The Cowboys' offensive line has been the dominant story of their training camp -- specifically their struggles at center, where Phil Costa has been banged up and the potential backups and replacements for him have had trouble snapping the ball to the quarterback. The Cowboys also are trying to find guards who can protect Tony Romo against the interior pass rush better than they did last season. And starting tackles Tyron Smith and Doug Free have had to switch sides because of Free's struggles on the left last season. PFF had Dallas as the 15th-best pass-blocking team in 2011 and the 11th-best run blocking one, so it could be worse. But they need everyone healthy and playing together to see if they have a chance.
The Redskins likely were planning to use some of the $18 million in salary cap money the league took from them on the eve of free agency to upgrade the offensive line. But they couldn't, obviously, so they're still dealing with Jammal Brown's hip injury, Kory Lichtensteiger's knee injury and Will Montgomery's limitations as a center in their zone-blocking run scheme. The Redskins ranked 26th in pass blocking and 30th in run blocking last season according to those PFF grades, and they also made no significant change or improvement.
After a rocky start, the Eagles had a good season on the line in 2011. They ranked second in the league in run-blocking and 14th in pass-blocking. But they also lost left tackle Jason Peters, their best lineman and one of the best in the league, to an Achilles injury in the offseason. As good as the other four starters on their line are, the Eagles could struggle to replace what Peters gave them last season, and so far they have not figured out whether Demetress Bell or King Dunlap replaces him as the starter.

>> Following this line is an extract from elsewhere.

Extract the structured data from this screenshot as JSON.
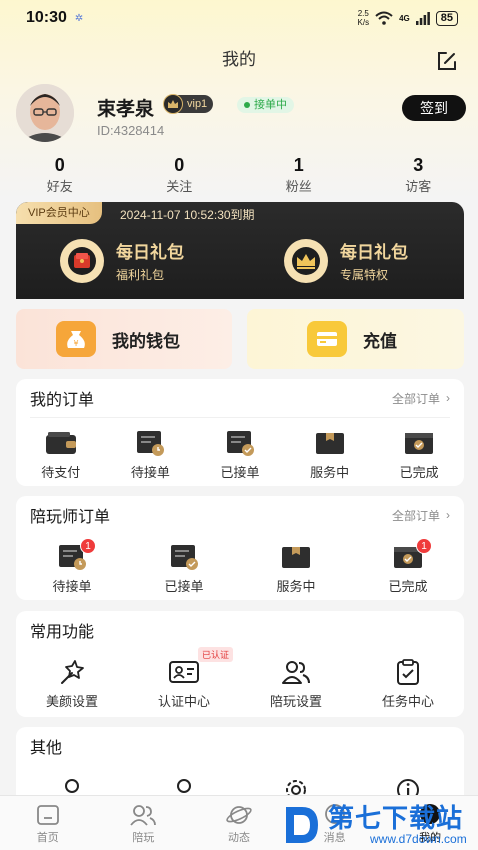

The NFC has no shortage of star power. It has three great quarterbacks and one, Washington rookie Robert Griffin III, who's getting as much hype as any of the other three these days. It has some of the great wide receivers in the league in veterans such as Hakeem Nicks, Miles Austin and DeSean Jackson as well as rising stars such as Victor Cruz, Dez Bryant and Jeremy Maclin. The Eagles' LeSean McCoy ranks with the game's great running backs. And on defense, of course, the division is known for its great pass-rushers. Each team can rattle off names that give opposing quarterbacks heartburn. DeMarcus Ware. Jason Pierre-Paul. Justin Tuck. Trent Cole. Jason Babin. Brian Orakpo.
All of that makes the NFC East very exciting. But very often in the NFL, excitement and hype can conceal issues of quality. And if the NFC East really wants to be the best division in football again, it's not the quarterbacks or the wide receivers or even the pass-rushers that will bring it there. The NFC East's teams all need to start paying more attention to their offensive lines, because as those continue to erode, so will the division's annual claim to Beastliness.